:: Brief ::
Answer with a single number: how many lines in the listing below include "prefix"?

━━━━━ Data in this exercise

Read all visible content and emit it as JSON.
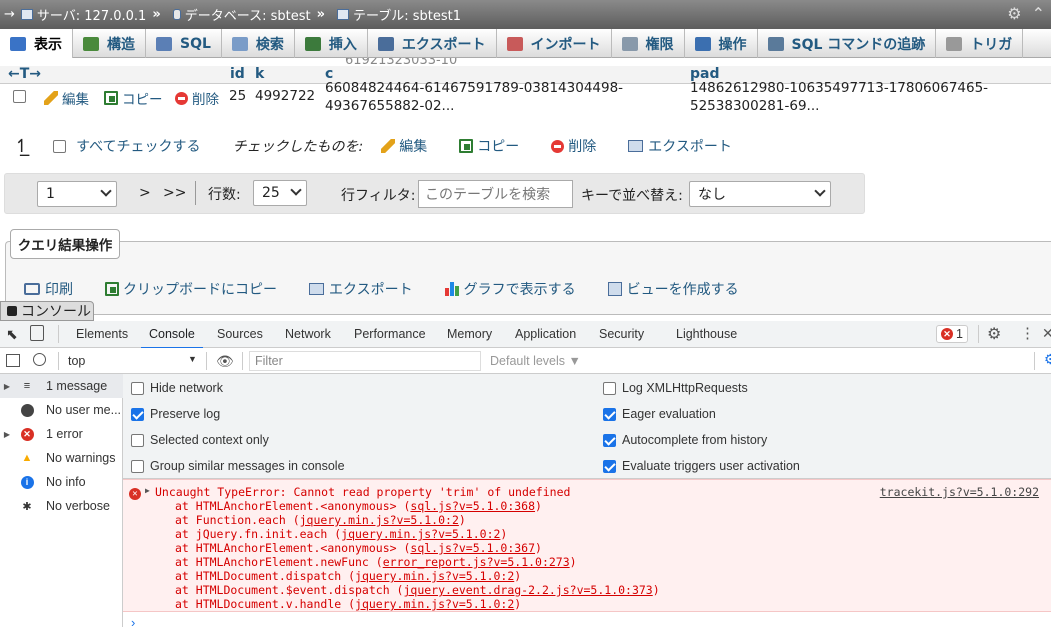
{
  "breadcrumb": {
    "back": "→",
    "server": "サーバ: 127.0.0.1",
    "database": "データベース: sbtest",
    "table": "テーブル: sbtest1",
    "sep": "»"
  },
  "tabs": [
    {
      "label": "表示",
      "active": true,
      "color": "#3a73c6"
    },
    {
      "label": "構造",
      "active": false,
      "color": "#4a8a3c"
    },
    {
      "label": "SQL",
      "active": false,
      "color": "#5b7fb5"
    },
    {
      "label": "検索",
      "active": false,
      "color": "#7a9cc8"
    },
    {
      "label": "挿入",
      "active": false,
      "color": "#3c7a3c"
    },
    {
      "label": "エクスポート",
      "active": false,
      "color": "#4a6d9a"
    },
    {
      "label": "インポート",
      "active": false,
      "color": "#c85a5a"
    },
    {
      "label": "権限",
      "active": false,
      "color": "#8899aa"
    },
    {
      "label": "操作",
      "active": false,
      "color": "#3b6fb0"
    },
    {
      "label": "SQL コマンドの追跡",
      "active": false,
      "color": "#5a7a9a"
    },
    {
      "label": "トリガ",
      "active": false,
      "color": "#999999"
    }
  ],
  "table": {
    "sort_arrows": "←T→",
    "columns": {
      "id": "id",
      "k": "k",
      "c": "c",
      "pad": "pad"
    },
    "ghost_text": "61921323033-10",
    "row": {
      "edit": "編集",
      "copy": "コピー",
      "delete": "削除",
      "id": "25",
      "k": "4992722",
      "c_line1": "66084824464-61467591789-03814304498-",
      "c_line2": "49367655882-02...",
      "pad_line1": "14862612980-10635497713-17806067465-",
      "pad_line2": "52538300281-69..."
    }
  },
  "checkall": {
    "label": "すべてチェックする",
    "with_selected": "チェックしたものを:",
    "edit": "編集",
    "copy": "コピー",
    "delete": "削除",
    "export": "エクスポート"
  },
  "nav": {
    "page": "1",
    "next": ">",
    "last": ">>",
    "rows_label": "行数:",
    "rows_value": "25",
    "filter_label": "行フィルタ:",
    "filter_placeholder": "このテーブルを検索",
    "sort_label": "キーで並べ替え:",
    "sort_value": "なし"
  },
  "query_ops": {
    "title": "クエリ結果操作",
    "print": "印刷",
    "clipboard": "クリップボードにコピー",
    "export": "エクスポート",
    "chart": "グラフで表示する",
    "view": "ビューを作成する"
  },
  "console_pill": "コンソール",
  "devtools": {
    "tabs": [
      "Elements",
      "Console",
      "Sources",
      "Network",
      "Performance",
      "Memory",
      "Application",
      "Security",
      "Lighthouse"
    ],
    "active_tab": "Console",
    "error_count": "1",
    "context": "top",
    "filter_placeholder": "Filter",
    "levels": "Default levels ▼",
    "sidebar": [
      {
        "label": "1 message",
        "icon": "list-icon",
        "expandable": true
      },
      {
        "label": "No user me...",
        "icon": "user-icon",
        "expandable": false
      },
      {
        "label": "1 error",
        "icon": "error-icon",
        "expandable": true
      },
      {
        "label": "No warnings",
        "icon": "warning-icon",
        "expandable": false
      },
      {
        "label": "No info",
        "icon": "info-icon",
        "expandable": false
      },
      {
        "label": "No verbose",
        "icon": "bug-icon",
        "expandable": false
      }
    ],
    "settings": {
      "hide_network": "Hide network",
      "preserve_log": "Preserve log",
      "selected_context": "Selected context only",
      "group_similar": "Group similar messages in console",
      "log_xhr": "Log XMLHttpRequests",
      "eager_eval": "Eager evaluation",
      "autocomplete": "Autocomplete from history",
      "eval_triggers": "Evaluate triggers user activation"
    },
    "error": {
      "message": "Uncaught TypeError: Cannot read property 'trim' of undefined",
      "source": "tracekit.js?v=5.1.0:292",
      "stack": [
        {
          "prefix": "at HTMLAnchorElement.<anonymous> (",
          "link": "sql.js?v=5.1.0:368",
          "suffix": ")"
        },
        {
          "prefix": "at Function.each (",
          "link": "jquery.min.js?v=5.1.0:2",
          "suffix": ")"
        },
        {
          "prefix": "at jQuery.fn.init.each (",
          "link": "jquery.min.js?v=5.1.0:2",
          "suffix": ")"
        },
        {
          "prefix": "at HTMLAnchorElement.<anonymous> (",
          "link": "sql.js?v=5.1.0:367",
          "suffix": ")"
        },
        {
          "prefix": "at HTMLAnchorElement.newFunc (",
          "link": "error_report.js?v=5.1.0:273",
          "suffix": ")"
        },
        {
          "prefix": "at HTMLDocument.dispatch (",
          "link": "jquery.min.js?v=5.1.0:2",
          "suffix": ")"
        },
        {
          "prefix": "at HTMLDocument.$event.dispatch (",
          "link": "jquery.event.drag-2.2.js?v=5.1.0:373",
          "suffix": ")"
        },
        {
          "prefix": "at HTMLDocument.v.handle (",
          "link": "jquery.min.js?v=5.1.0:2",
          "suffix": ")"
        }
      ]
    },
    "prompt": "›"
  }
}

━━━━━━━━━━

:: Finished exercise ::
8